Why does Jack the Ripper still hold a macabre fascination for people around the world so long after his spree of mass murder? Foremost is the reason that he has never been caught, or identified, though there are countless theories about who committed the ghastly murders of London prostitutes in the area of Whitechapel. With Sherlock Holmes In New York: The Adventure Of The New York Ripper, author Philip Carraher has Sherlock Holmes (originally created by Sir Arthur Conan Doyle) hot on the trail of a person(s) unknown who have killed prostitutes in New York in an eerily similar way to Jack the Ripper in London.

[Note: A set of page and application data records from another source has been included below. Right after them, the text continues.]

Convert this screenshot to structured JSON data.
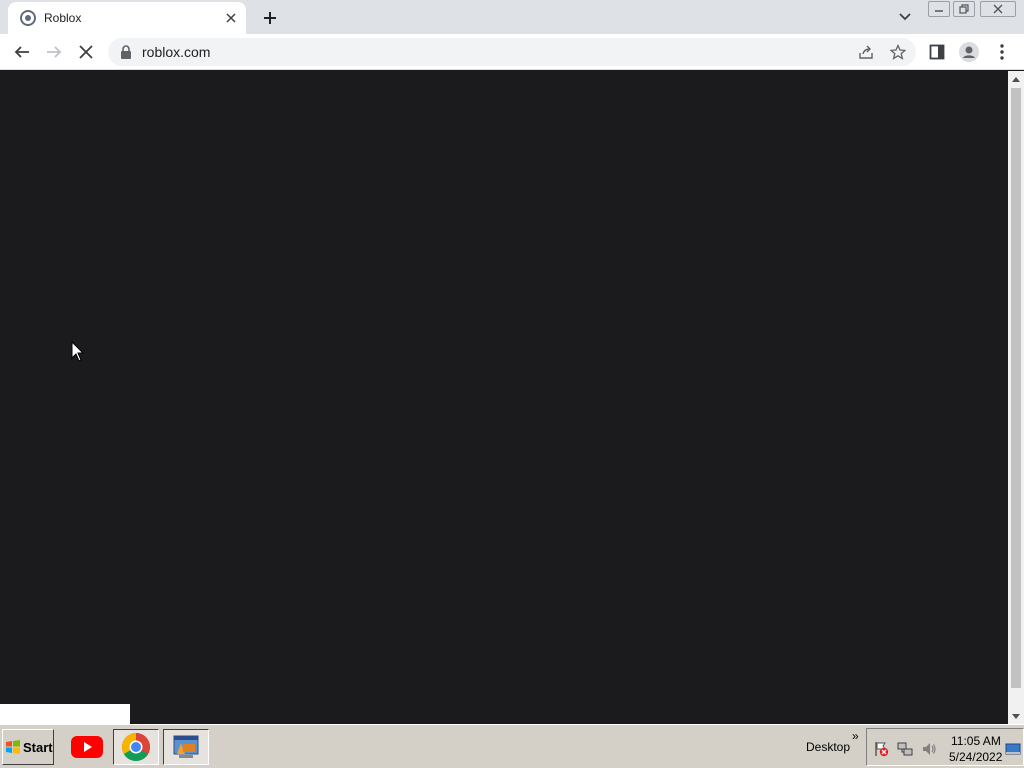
{
  "browser": {
    "tab": {
      "title": "Roblox"
    },
    "address_bar": {
      "url": "roblox.com"
    }
  },
  "taskbar": {
    "start_label": "Start",
    "toolbar_label": "Desktop",
    "clock": {
      "time": "11:05 AM",
      "date": "5/24/2022"
    }
  },
  "icons": {
    "tab_favicon": "roblox-favicon-icon",
    "tab_close": "close-icon",
    "new_tab": "plus-icon",
    "back": "arrow-left-icon",
    "forward": "arrow-right-icon",
    "stop": "close-icon",
    "lock": "lock-icon",
    "share": "share-icon",
    "bookmark": "star-icon",
    "side_panel": "side-panel-icon",
    "profile": "profile-icon",
    "menu": "three-dot-menu-icon"
  },
  "colors": {
    "page_background": "#1b1b1d",
    "tabstrip": "#dee1e6",
    "taskbar": "#d4d0c8",
    "youtube_red": "#ff0000"
  }
}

Could it be the same person(s), carrying on their bloody business in the New World?
The Adventure Of The New York Ripper is Carraher’s third book featuring Sherlock Holmes, the first two being The Adventure of the Dead Rabbits Society and a collection of stories involving Holmes, Alias Simon Hawkes.
Simon Hawkes is a pseudonym Holmes is going under in New York to avoid unwanted
attention from any members of Professor Moriarty’s gang like Captain Moran who
may still be trying to kill him. Beekeeping with his brother Mycroft not being
all that it was cracked up to be, Sherlock finds it hard to leave detective work
behind him. His friend on the New York police force, Inspector Cullen, convinces
him to help out in the investigation of the death of a prostitute known as the
“due to her penchant for reciting children’s rhymes as she walked down the streets or stood at a bar soliciting drinks from others in a saloon, offering a trade, a drink in exchange for the currency of a child’s poem.”
The Rhyming Child has been garroted to death and her body mutilated similar to the victims of Jack the Ripper. A string of deaths to follow, and much of The New York Ripper is a pretty engrossing yarn. The theories that Simon Hawkes (Holmes) comes up with are intriguing - that fire escapes are used by the murderer(s) to leave the scene of the crimes, for instance, and that possibly more than one person could have been involved in both the original Whitechapel murders and the ones in New York.
Holmes eventually deduces who might be involved in the murders, aided by a package of information mailed to him from England by his brother Mycroft. He pours over the details of the original murders, comparing and contrasting them to the murders in London, and settles on whom he thinks could have committed the murders in both places to fit in with the timeline of the deaths. Perhaps too much time and space is spent rehashing the Ripper’s murders in London; a summary of them would have served the purpose better. Also, a suspect Holmes initially thinks might have been involved, referred to as C. Knicklo, is brought up and then dropped with not much of a reason given other than that better suspects surface.
The Adventure Of The New York Ripper proves there’s still much valuable gold left to be mined by resurrecting the venerable sleuth Sherlock Holmes. Philip Carrahers does an admirable job filling in Sir Arthur Conan Doyle’s immense literary shoes. Despite the many pages he devotes to going over Jack the Ripper’s murders (old hat to many readers interested in this “ultimate serial killer”), those readers who aren’t as well informed about the murders may find the pages written about them crucial to understanding the events that unfold in this novel. Carraher does a fine job, all-in-all, with The Adventure Of The New York Ripper, which should appeal to anyone interested in Sherlock Holmes, mystery novels, and/or Jack the Ripper junkies.